::: Exercise input

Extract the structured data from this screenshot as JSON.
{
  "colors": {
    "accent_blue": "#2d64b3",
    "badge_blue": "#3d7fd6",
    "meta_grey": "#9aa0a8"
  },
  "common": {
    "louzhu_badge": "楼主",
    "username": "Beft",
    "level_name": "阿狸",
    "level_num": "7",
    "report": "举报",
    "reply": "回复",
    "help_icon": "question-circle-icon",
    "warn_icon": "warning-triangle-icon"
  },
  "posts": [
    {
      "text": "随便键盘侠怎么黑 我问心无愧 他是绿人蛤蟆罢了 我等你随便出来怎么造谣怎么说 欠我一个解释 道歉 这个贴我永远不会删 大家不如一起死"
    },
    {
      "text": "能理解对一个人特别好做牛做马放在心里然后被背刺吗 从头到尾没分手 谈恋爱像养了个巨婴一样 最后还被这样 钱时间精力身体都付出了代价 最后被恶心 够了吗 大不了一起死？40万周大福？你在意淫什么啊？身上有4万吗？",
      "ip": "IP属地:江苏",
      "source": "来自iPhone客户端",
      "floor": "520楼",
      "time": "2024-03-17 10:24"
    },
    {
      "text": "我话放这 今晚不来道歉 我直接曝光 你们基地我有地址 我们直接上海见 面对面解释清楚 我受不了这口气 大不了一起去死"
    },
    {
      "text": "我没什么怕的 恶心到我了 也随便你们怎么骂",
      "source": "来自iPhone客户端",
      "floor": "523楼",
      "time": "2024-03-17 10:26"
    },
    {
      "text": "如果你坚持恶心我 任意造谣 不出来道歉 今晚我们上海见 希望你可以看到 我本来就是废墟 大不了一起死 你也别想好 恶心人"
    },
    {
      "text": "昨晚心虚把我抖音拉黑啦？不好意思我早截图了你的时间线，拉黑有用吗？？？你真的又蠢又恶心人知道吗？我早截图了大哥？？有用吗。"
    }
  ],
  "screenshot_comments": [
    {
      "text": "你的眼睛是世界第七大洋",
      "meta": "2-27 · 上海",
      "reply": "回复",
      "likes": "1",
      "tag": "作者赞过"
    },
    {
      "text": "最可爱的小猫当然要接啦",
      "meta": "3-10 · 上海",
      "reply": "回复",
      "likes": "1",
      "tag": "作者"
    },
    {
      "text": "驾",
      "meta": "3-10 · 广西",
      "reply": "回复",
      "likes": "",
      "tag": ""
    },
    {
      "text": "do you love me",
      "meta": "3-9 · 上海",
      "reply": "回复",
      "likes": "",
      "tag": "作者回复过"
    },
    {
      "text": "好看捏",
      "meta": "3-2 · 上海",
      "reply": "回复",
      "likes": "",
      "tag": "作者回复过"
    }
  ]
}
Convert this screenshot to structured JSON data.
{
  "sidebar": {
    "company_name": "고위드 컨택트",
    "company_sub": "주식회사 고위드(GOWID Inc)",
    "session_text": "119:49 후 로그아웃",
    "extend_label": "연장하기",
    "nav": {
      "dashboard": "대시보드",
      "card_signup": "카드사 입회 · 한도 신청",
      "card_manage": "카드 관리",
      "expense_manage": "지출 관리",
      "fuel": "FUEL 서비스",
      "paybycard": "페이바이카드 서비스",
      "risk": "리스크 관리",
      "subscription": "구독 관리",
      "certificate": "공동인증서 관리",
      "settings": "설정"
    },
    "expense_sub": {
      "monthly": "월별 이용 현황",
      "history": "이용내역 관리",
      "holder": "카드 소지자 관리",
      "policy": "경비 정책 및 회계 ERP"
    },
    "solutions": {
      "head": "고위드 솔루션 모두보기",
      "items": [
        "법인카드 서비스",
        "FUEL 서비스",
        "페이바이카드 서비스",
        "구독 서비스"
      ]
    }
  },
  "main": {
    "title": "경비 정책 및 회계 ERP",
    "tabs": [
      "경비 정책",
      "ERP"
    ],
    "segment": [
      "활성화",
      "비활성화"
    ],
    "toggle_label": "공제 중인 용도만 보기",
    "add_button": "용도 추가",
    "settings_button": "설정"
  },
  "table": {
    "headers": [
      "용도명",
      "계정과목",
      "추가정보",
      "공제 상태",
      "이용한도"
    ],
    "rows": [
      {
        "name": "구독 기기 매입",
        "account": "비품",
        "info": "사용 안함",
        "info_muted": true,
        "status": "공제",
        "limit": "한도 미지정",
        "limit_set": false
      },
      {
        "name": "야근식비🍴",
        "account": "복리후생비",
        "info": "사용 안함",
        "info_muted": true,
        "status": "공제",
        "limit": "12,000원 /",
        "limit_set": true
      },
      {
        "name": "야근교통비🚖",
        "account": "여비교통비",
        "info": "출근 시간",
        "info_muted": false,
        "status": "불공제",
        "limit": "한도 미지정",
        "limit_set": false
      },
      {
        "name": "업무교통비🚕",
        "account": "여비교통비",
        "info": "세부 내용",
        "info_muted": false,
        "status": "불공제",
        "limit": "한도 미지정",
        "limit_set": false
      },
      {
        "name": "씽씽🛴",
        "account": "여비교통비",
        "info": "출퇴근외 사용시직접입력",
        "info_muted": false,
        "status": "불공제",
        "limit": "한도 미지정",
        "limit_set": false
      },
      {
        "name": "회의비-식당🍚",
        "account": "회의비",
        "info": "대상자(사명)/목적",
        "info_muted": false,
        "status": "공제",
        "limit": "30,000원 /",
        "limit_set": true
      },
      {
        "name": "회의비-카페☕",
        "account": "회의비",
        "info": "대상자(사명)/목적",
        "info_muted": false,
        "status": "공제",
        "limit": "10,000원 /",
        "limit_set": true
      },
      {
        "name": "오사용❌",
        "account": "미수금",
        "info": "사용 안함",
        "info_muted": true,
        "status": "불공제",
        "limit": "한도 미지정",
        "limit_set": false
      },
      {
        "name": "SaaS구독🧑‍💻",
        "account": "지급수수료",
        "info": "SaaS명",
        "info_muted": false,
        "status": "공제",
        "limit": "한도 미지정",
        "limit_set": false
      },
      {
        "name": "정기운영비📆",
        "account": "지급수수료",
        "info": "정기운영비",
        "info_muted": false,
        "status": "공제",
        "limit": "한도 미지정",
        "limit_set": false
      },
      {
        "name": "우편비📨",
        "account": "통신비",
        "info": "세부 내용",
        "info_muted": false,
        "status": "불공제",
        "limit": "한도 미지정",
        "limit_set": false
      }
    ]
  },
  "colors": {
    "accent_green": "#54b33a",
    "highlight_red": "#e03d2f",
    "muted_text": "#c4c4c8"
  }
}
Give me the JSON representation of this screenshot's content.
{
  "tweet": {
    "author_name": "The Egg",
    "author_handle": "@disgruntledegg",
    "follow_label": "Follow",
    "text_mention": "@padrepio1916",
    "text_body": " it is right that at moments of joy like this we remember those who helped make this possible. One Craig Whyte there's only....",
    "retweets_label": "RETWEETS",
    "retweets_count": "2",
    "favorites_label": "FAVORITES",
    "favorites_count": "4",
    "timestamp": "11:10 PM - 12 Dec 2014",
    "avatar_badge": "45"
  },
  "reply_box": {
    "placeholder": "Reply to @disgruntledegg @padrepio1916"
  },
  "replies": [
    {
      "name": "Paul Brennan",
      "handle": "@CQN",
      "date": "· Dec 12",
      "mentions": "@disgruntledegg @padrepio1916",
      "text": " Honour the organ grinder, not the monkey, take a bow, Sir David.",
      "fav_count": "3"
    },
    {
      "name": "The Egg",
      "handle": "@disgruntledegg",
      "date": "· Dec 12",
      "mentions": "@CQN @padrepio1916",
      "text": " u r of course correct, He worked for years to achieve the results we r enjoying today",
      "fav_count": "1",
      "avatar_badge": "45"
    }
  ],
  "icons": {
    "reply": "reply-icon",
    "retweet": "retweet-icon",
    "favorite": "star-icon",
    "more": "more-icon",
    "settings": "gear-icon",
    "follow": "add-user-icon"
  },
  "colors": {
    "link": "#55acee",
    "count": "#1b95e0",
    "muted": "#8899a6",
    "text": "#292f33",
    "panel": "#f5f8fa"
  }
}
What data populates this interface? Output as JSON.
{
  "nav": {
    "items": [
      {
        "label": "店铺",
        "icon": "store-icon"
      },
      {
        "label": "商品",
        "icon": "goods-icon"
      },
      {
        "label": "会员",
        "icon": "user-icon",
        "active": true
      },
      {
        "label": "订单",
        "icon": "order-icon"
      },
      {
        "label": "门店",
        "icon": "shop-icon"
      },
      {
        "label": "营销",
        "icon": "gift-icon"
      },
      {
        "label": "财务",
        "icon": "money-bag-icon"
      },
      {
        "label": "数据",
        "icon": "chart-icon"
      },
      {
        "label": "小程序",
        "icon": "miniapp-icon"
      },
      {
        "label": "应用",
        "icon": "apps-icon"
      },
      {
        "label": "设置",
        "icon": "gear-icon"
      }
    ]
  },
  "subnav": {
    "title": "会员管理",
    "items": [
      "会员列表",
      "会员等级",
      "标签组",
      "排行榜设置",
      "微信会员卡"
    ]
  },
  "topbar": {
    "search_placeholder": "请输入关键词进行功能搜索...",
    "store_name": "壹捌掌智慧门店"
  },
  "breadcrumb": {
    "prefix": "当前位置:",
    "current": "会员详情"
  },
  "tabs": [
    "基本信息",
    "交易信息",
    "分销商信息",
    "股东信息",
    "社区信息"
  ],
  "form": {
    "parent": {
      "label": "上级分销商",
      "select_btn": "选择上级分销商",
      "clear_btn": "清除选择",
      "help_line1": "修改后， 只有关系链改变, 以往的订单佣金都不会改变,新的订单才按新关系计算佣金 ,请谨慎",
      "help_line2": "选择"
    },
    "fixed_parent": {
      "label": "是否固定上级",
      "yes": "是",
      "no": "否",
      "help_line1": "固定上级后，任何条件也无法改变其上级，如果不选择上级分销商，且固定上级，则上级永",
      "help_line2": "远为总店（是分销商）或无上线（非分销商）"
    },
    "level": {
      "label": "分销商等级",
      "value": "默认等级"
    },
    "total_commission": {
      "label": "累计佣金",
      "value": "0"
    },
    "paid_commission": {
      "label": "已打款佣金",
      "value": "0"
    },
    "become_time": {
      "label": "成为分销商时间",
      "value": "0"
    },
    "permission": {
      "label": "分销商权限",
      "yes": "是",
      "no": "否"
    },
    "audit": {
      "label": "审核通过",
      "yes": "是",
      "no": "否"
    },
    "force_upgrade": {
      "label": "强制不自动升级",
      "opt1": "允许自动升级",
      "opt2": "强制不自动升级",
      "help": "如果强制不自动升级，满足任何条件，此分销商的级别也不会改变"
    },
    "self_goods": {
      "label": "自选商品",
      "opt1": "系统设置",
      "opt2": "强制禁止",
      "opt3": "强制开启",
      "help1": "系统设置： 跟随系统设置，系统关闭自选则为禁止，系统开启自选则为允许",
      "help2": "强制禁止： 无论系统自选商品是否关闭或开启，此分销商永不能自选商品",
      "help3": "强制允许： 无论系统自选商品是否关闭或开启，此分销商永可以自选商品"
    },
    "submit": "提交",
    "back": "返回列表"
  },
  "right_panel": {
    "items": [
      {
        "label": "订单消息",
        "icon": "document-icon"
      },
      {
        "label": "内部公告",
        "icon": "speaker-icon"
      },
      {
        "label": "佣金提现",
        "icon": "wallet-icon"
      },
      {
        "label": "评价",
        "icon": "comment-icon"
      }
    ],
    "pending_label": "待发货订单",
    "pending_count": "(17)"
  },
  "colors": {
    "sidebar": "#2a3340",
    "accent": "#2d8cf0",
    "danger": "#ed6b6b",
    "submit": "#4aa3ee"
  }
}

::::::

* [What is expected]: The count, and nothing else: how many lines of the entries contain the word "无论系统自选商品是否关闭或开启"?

* [Completed task]: 2